(more about these lessons and the teacher)

Monday, February 13, 2012

Hiding behind Words


GET READY:

What do you think the expression above means? Some people find it funny; do you know why?

READ THIS:

Match these clichés to their meanings. Answers below.

1. all in a day's work
2. beginning of the end
3. burning the midnight oil
4. calm before the storm
5. exercise in futility
6. heart of the matter
7. left no stone unturned
8. moment of truth
9. powers that be
10. take the bull by the horns

a. a critical moment, a crisis
b. to confront a problem directly, or face the truth of a situation
c. "working all night." Claims that one has done everything possible
d. searched in every possible place (like turning over every stone to see if something is underneath it)
e. a way to turn away praise
f. may be "the cause of the problem"
g. an effort which will fail no matter how hard one works
h. the idea that, as bad weather approaches, things become very still. Means "things seem OK but everyone knows trouble is coming."
i. "our leaders," but without being so direct
j. from this point on, the end is inevitable; there's no way to correct the situation, although it may be a while before the full effect is felt.

NOTES:

"Eschew obfuscation" means "avoid being unclear." We think this expression is funny because it uses words that few people know, so it is unclear itself! Good communication is based on clear, direct expression. Try not to hide behind your words!

PRACTICE:

A leader is speaking to his followers. Can you get the general idea of what he's saying?

Ladies and Gentlemen: The moment of truth has arrived. It is time for us to take the bull by the horns. We have been burning the midnight oil, and have left no stone unturned in seeking a workable solution. No thanks are necessary; it was all in a day's work. However, despite our efforts to get to heart of the matter, we are afraid that it was an exercise in futility. Though things seem fine now, this is just the calm before the storm. So now, the powers that be inform us that this is the beginning of the end. Good night, and good luck.

ANSWERS TO "READ THIS":

1 e; 2 j; 3 c; 4 h; 5 g; 6 f; 7 d; 8 a; 9 i; 10 b

ANSWERS TO THE PRACTICE:

This is the main meaning of the message:

1. There was a problem.
2. They did their best to solve it.
3. They failed, so it's time to give up.

Why didn't he just say so? This is a style of speaking that is meant to cover up an embarrassing mistake. This leader is trying to confuse his followers. He uses the ten clichés above to keep his meaning vague.

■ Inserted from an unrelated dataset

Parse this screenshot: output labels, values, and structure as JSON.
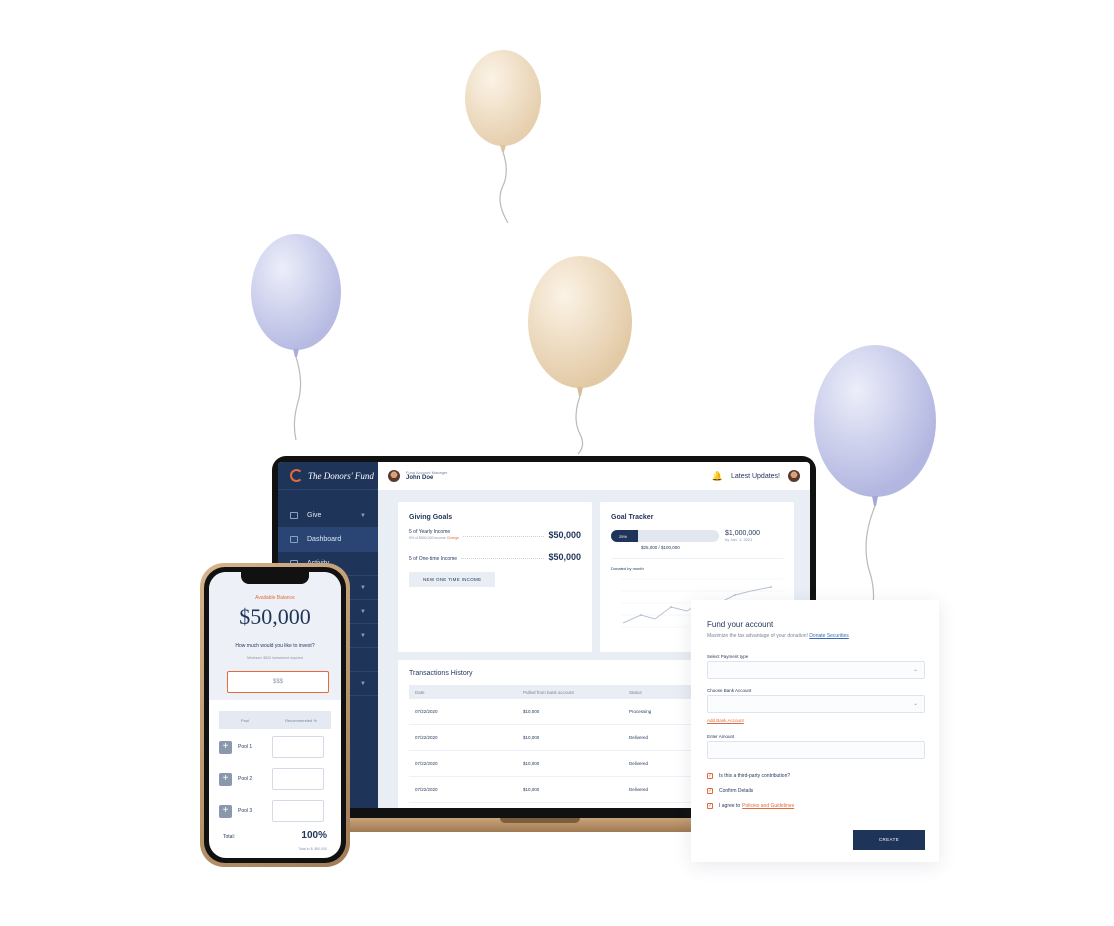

This lesson is ©2012 by James Baquet. You may share this work freely. Teachers may use it in the classroom, as long as students are told the source (URL). You may not publish this material or sell it. Please write to me if you have any questions about "fair use."

No comments:

Post a Comment